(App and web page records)
________

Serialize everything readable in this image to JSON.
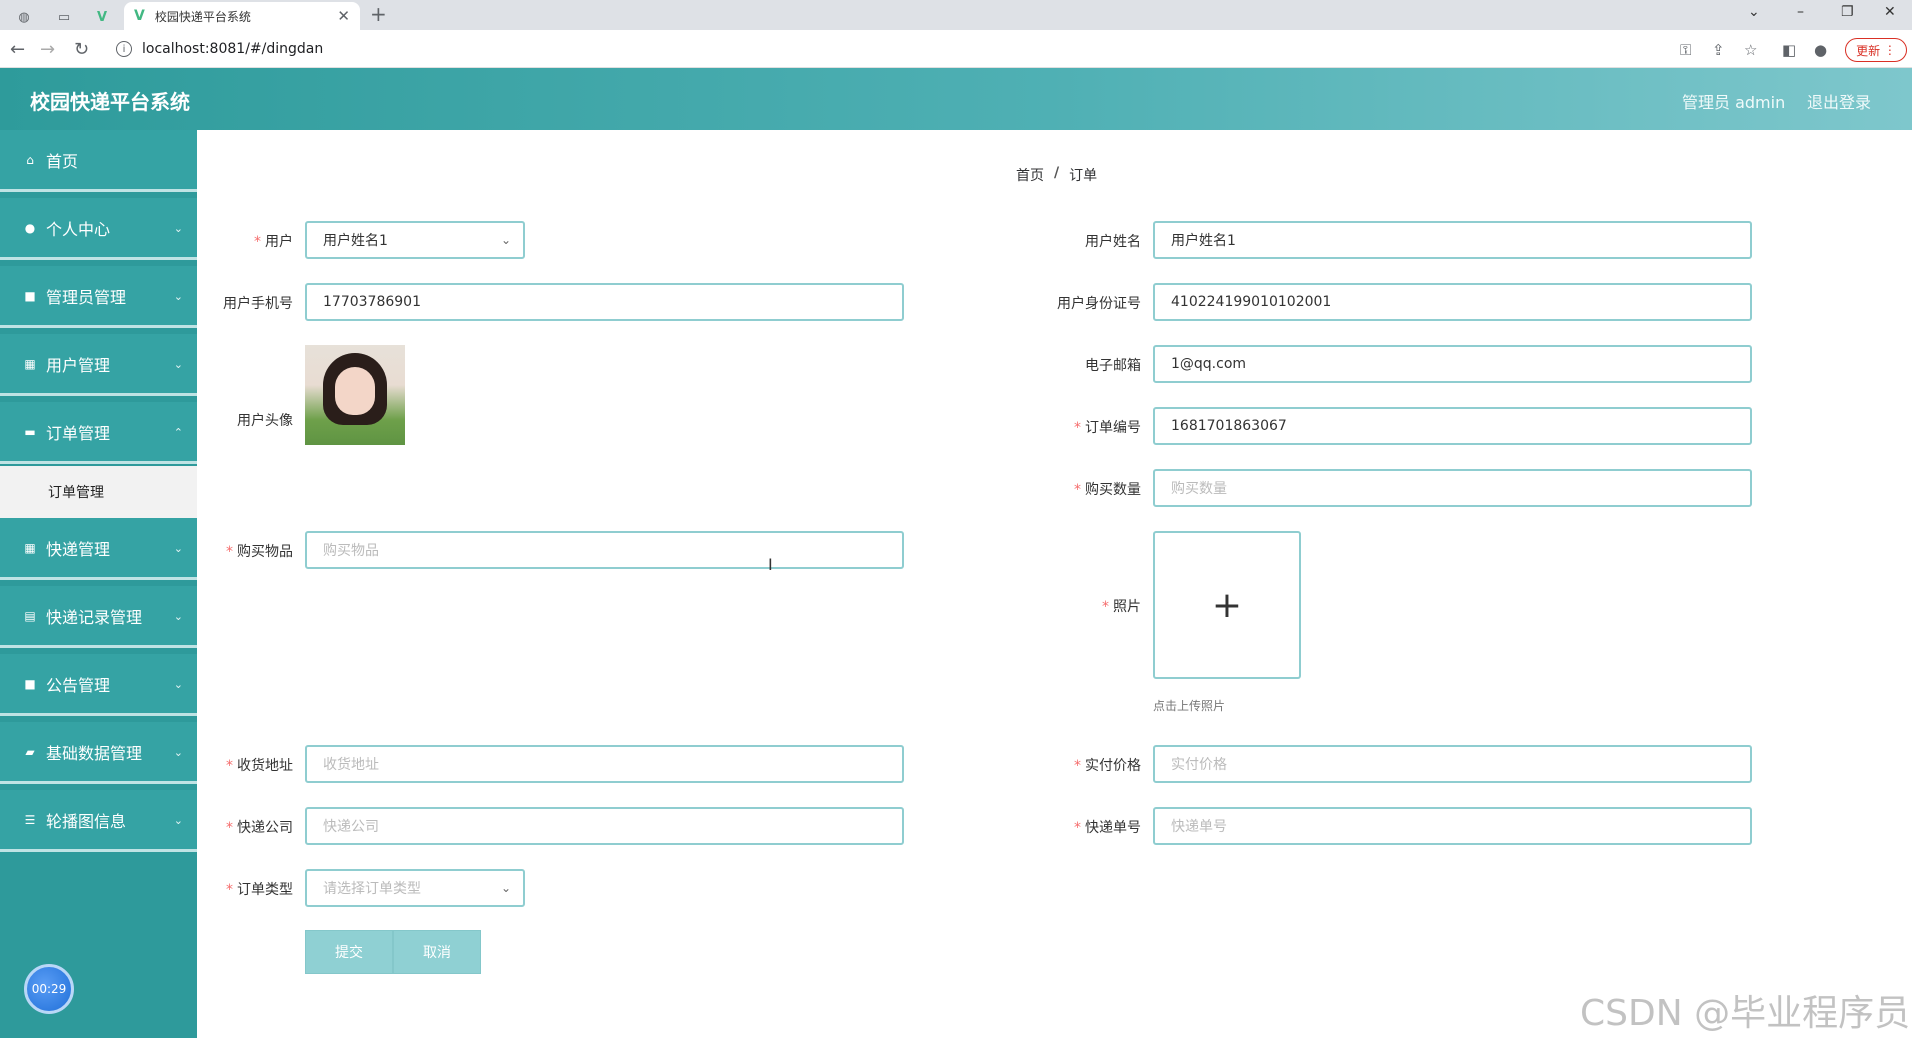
{
  "browser": {
    "tab_title": "校园快递平台系统",
    "url": "localhost:8081/#/dingdan",
    "update_label": "更新"
  },
  "header": {
    "title": "校园快递平台系统",
    "admin_label": "管理员 admin",
    "logout_label": "退出登录"
  },
  "sidebar": {
    "items": [
      {
        "label": "首页",
        "icon": "home-icon"
      },
      {
        "label": "个人中心",
        "icon": "user-icon"
      },
      {
        "label": "管理员管理",
        "icon": "chat-icon"
      },
      {
        "label": "用户管理",
        "icon": "grid-icon"
      },
      {
        "label": "订单管理",
        "icon": "cart-icon"
      },
      {
        "label": "快递管理",
        "icon": "grid-icon"
      },
      {
        "label": "快递记录管理",
        "icon": "doc-icon"
      },
      {
        "label": "公告管理",
        "icon": "chat-icon"
      },
      {
        "label": "基础数据管理",
        "icon": "ticket-icon"
      },
      {
        "label": "轮播图信息",
        "icon": "sliders-icon"
      }
    ],
    "active_submenu": "订单管理",
    "timer": "00:29"
  },
  "breadcrumb": {
    "home": "首页",
    "sep": "/",
    "current": "订单"
  },
  "form": {
    "user": {
      "label": "用户",
      "value": "用户姓名1"
    },
    "user_name": {
      "label": "用户姓名",
      "value": "用户姓名1"
    },
    "user_phone": {
      "label": "用户手机号",
      "value": "17703786901"
    },
    "user_idcard": {
      "label": "用户身份证号",
      "value": "410224199010102001"
    },
    "email": {
      "label": "电子邮箱",
      "value": "1@qq.com"
    },
    "avatar": {
      "label": "用户头像"
    },
    "order_no": {
      "label": "订单编号",
      "value": "1681701863067"
    },
    "quantity": {
      "label": "购买数量",
      "placeholder": "购买数量"
    },
    "item": {
      "label": "购买物品",
      "placeholder": "购买物品"
    },
    "photo": {
      "label": "照片",
      "tip": "点击上传照片"
    },
    "address": {
      "label": "收货地址",
      "placeholder": "收货地址"
    },
    "price": {
      "label": "实付价格",
      "placeholder": "实付价格"
    },
    "company": {
      "label": "快递公司",
      "placeholder": "快递公司"
    },
    "tracking": {
      "label": "快递单号",
      "placeholder": "快递单号"
    },
    "order_type": {
      "label": "订单类型",
      "placeholder": "请选择订单类型"
    },
    "submit_label": "提交",
    "cancel_label": "取消"
  },
  "watermark": "CSDN @毕业程序员"
}
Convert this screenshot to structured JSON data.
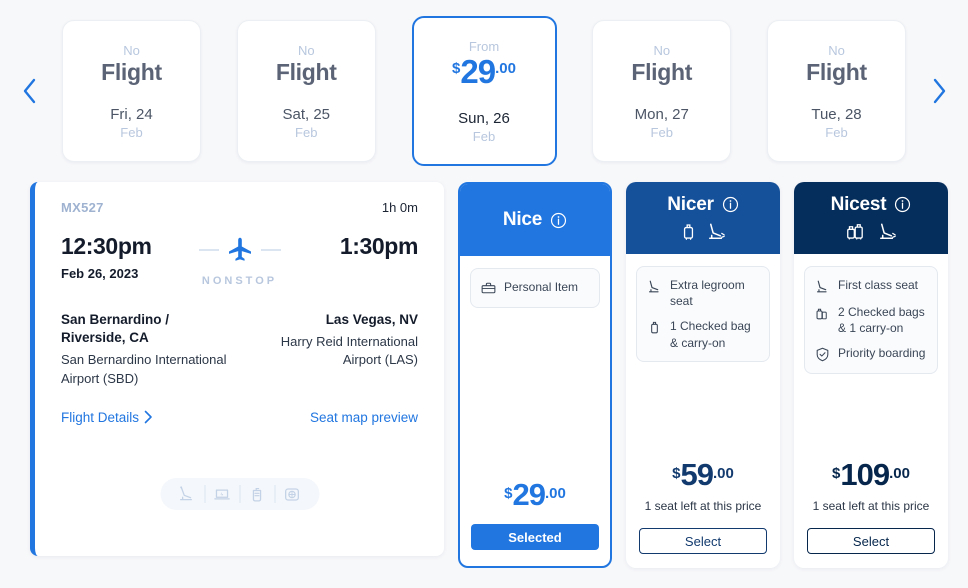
{
  "date_strip": {
    "prev_label": "chevron-left",
    "next_label": "chevron-right",
    "cards": [
      {
        "top": "No",
        "main": "Flight",
        "day": "Fri, 24",
        "month": "Feb",
        "selected": false
      },
      {
        "top": "No",
        "main": "Flight",
        "day": "Sat, 25",
        "month": "Feb",
        "selected": false
      },
      {
        "top": "From",
        "currency": "$",
        "amount": "29",
        "cents": ".00",
        "day": "Sun, 26",
        "month": "Feb",
        "selected": true
      },
      {
        "top": "No",
        "main": "Flight",
        "day": "Mon, 27",
        "month": "Feb",
        "selected": false
      },
      {
        "top": "No",
        "main": "Flight",
        "day": "Tue, 28",
        "month": "Feb",
        "selected": false
      }
    ]
  },
  "flight": {
    "flight_number": "MX527",
    "duration": "1h 0m",
    "depart_time": "12:30pm",
    "depart_date": "Feb 26, 2023",
    "arrive_time": "1:30pm",
    "stops_label": "NONSTOP",
    "origin_city": "San Bernardino / Riverside, CA",
    "origin_airport": "San Bernardino International Airport (SBD)",
    "destination_city": "Las Vegas, NV",
    "destination_airport": "Harry Reid International Airport (LAS)",
    "details_link": "Flight Details",
    "seatmap_link": "Seat map preview",
    "amenities": [
      "seat-recline-icon",
      "laptop-power-icon",
      "beverage-icon",
      "entertainment-icon"
    ]
  },
  "fares": [
    {
      "name": "Nice",
      "info_icon": "info-icon",
      "header_icons": [],
      "amenities": [
        {
          "icon": "personal-item-icon",
          "text": "Personal Item"
        }
      ],
      "currency": "$",
      "amount": "29",
      "cents": ".00",
      "seats_left": "",
      "button_label": "Selected",
      "selected": true,
      "accent": "#2176e0"
    },
    {
      "name": "Nicer",
      "info_icon": "info-icon",
      "header_icons": [
        "carry-on-bag-icon",
        "legroom-seat-icon"
      ],
      "amenities": [
        {
          "icon": "legroom-seat-icon",
          "text": "Extra legroom seat"
        },
        {
          "icon": "checked-bag-icon",
          "text": "1 Checked bag & carry-on"
        }
      ],
      "currency": "$",
      "amount": "59",
      "cents": ".00",
      "seats_left": "1 seat left at this price",
      "button_label": "Select",
      "selected": false,
      "accent": "#15509a"
    },
    {
      "name": "Nicest",
      "info_icon": "info-icon",
      "header_icons": [
        "two-bags-icon",
        "legroom-seat-icon"
      ],
      "amenities": [
        {
          "icon": "first-class-seat-icon",
          "text": "First class seat"
        },
        {
          "icon": "two-checked-bags-icon",
          "text": "2 Checked bags & 1 carry-on"
        },
        {
          "icon": "priority-shield-icon",
          "text": "Priority boarding"
        }
      ],
      "currency": "$",
      "amount": "109",
      "cents": ".00",
      "seats_left": "1 seat left at this price",
      "button_label": "Select",
      "selected": false,
      "accent": "#062e5c"
    }
  ],
  "colors": {
    "page_bg": "#f7f8fa",
    "primary_blue": "#2176e0",
    "mid_navy": "#15509a",
    "dark_navy": "#062e5c",
    "muted_text": "#b8c7de"
  }
}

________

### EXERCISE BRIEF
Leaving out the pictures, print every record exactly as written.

### TASK RESPONSE
Serialize everything readable in this image to JSON.
{
  "browser": {
    "tab_title": "校园快递平台系统",
    "url": "localhost:8081/#/dingdan",
    "update_label": "更新"
  },
  "header": {
    "title": "校园快递平台系统",
    "admin_label": "管理员 admin",
    "logout_label": "退出登录"
  },
  "sidebar": {
    "items": [
      {
        "label": "首页",
        "icon": "home-icon"
      },
      {
        "label": "个人中心",
        "icon": "user-icon"
      },
      {
        "label": "管理员管理",
        "icon": "chat-icon"
      },
      {
        "label": "用户管理",
        "icon": "grid-icon"
      },
      {
        "label": "订单管理",
        "icon": "cart-icon"
      },
      {
        "label": "快递管理",
        "icon": "grid-icon"
      },
      {
        "label": "快递记录管理",
        "icon": "doc-icon"
      },
      {
        "label": "公告管理",
        "icon": "chat-icon"
      },
      {
        "label": "基础数据管理",
        "icon": "ticket-icon"
      },
      {
        "label": "轮播图信息",
        "icon": "sliders-icon"
      }
    ],
    "active_submenu": "订单管理",
    "timer": "00:29"
  },
  "breadcrumb": {
    "home": "首页",
    "sep": "/",
    "current": "订单"
  },
  "form": {
    "user": {
      "label": "用户",
      "value": "用户姓名1"
    },
    "user_name": {
      "label": "用户姓名",
      "value": "用户姓名1"
    },
    "user_phone": {
      "label": "用户手机号",
      "value": "17703786901"
    },
    "user_idcard": {
      "label": "用户身份证号",
      "value": "410224199010102001"
    },
    "email": {
      "label": "电子邮箱",
      "value": "1@qq.com"
    },
    "avatar": {
      "label": "用户头像"
    },
    "order_no": {
      "label": "订单编号",
      "value": "1681701863067"
    },
    "quantity": {
      "label": "购买数量",
      "placeholder": "购买数量"
    },
    "item": {
      "label": "购买物品",
      "placeholder": "购买物品"
    },
    "photo": {
      "label": "照片",
      "tip": "点击上传照片"
    },
    "address": {
      "label": "收货地址",
      "placeholder": "收货地址"
    },
    "price": {
      "label": "实付价格",
      "placeholder": "实付价格"
    },
    "company": {
      "label": "快递公司",
      "placeholder": "快递公司"
    },
    "tracking": {
      "label": "快递单号",
      "placeholder": "快递单号"
    },
    "order_type": {
      "label": "订单类型",
      "placeholder": "请选择订单类型"
    },
    "submit_label": "提交",
    "cancel_label": "取消"
  },
  "watermark": "CSDN @毕业程序员"
}
Convert this screenshot to structured JSON data.
{
  "date_strip": {
    "prev_label": "chevron-left",
    "next_label": "chevron-right",
    "cards": [
      {
        "top": "No",
        "main": "Flight",
        "day": "Fri, 24",
        "month": "Feb",
        "selected": false
      },
      {
        "top": "No",
        "main": "Flight",
        "day": "Sat, 25",
        "month": "Feb",
        "selected": false
      },
      {
        "top": "From",
        "currency": "$",
        "amount": "29",
        "cents": ".00",
        "day": "Sun, 26",
        "month": "Feb",
        "selected": true
      },
      {
        "top": "No",
        "main": "Flight",
        "day": "Mon, 27",
        "month": "Feb",
        "selected": false
      },
      {
        "top": "No",
        "main": "Flight",
        "day": "Tue, 28",
        "month": "Feb",
        "selected": false
      }
    ]
  },
  "flight": {
    "flight_number": "MX527",
    "duration": "1h 0m",
    "depart_time": "12:30pm",
    "depart_date": "Feb 26, 2023",
    "arrive_time": "1:30pm",
    "stops_label": "NONSTOP",
    "origin_city": "San Bernardino / Riverside, CA",
    "origin_airport": "San Bernardino International Airport (SBD)",
    "destination_city": "Las Vegas, NV",
    "destination_airport": "Harry Reid International Airport (LAS)",
    "details_link": "Flight Details",
    "seatmap_link": "Seat map preview",
    "amenities": [
      "seat-recline-icon",
      "laptop-power-icon",
      "beverage-icon",
      "entertainment-icon"
    ]
  },
  "fares": [
    {
      "name": "Nice",
      "info_icon": "info-icon",
      "header_icons": [],
      "amenities": [
        {
          "icon": "personal-item-icon",
          "text": "Personal Item"
        }
      ],
      "currency": "$",
      "amount": "29",
      "cents": ".00",
      "seats_left": "",
      "button_label": "Selected",
      "selected": true,
      "accent": "#2176e0"
    },
    {
      "name": "Nicer",
      "info_icon": "info-icon",
      "header_icons": [
        "carry-on-bag-icon",
        "legroom-seat-icon"
      ],
      "amenities": [
        {
          "icon": "legroom-seat-icon",
          "text": "Extra legroom seat"
        },
        {
          "icon": "checked-bag-icon",
          "text": "1 Checked bag & carry-on"
        }
      ],
      "currency": "$",
      "amount": "59",
      "cents": ".00",
      "seats_left": "1 seat left at this price",
      "button_label": "Select",
      "selected": false,
      "accent": "#15509a"
    },
    {
      "name": "Nicest",
      "info_icon": "info-icon",
      "header_icons": [
        "two-bags-icon",
        "legroom-seat-icon"
      ],
      "amenities": [
        {
          "icon": "first-class-seat-icon",
          "text": "First class seat"
        },
        {
          "icon": "two-checked-bags-icon",
          "text": "2 Checked bags & 1 carry-on"
        },
        {
          "icon": "priority-shield-icon",
          "text": "Priority boarding"
        }
      ],
      "currency": "$",
      "amount": "109",
      "cents": ".00",
      "seats_left": "1 seat left at this price",
      "button_label": "Select",
      "selected": false,
      "accent": "#062e5c"
    }
  ],
  "colors": {
    "page_bg": "#f7f8fa",
    "primary_blue": "#2176e0",
    "mid_navy": "#15509a",
    "dark_navy": "#062e5c",
    "muted_text": "#b8c7de"
  }
}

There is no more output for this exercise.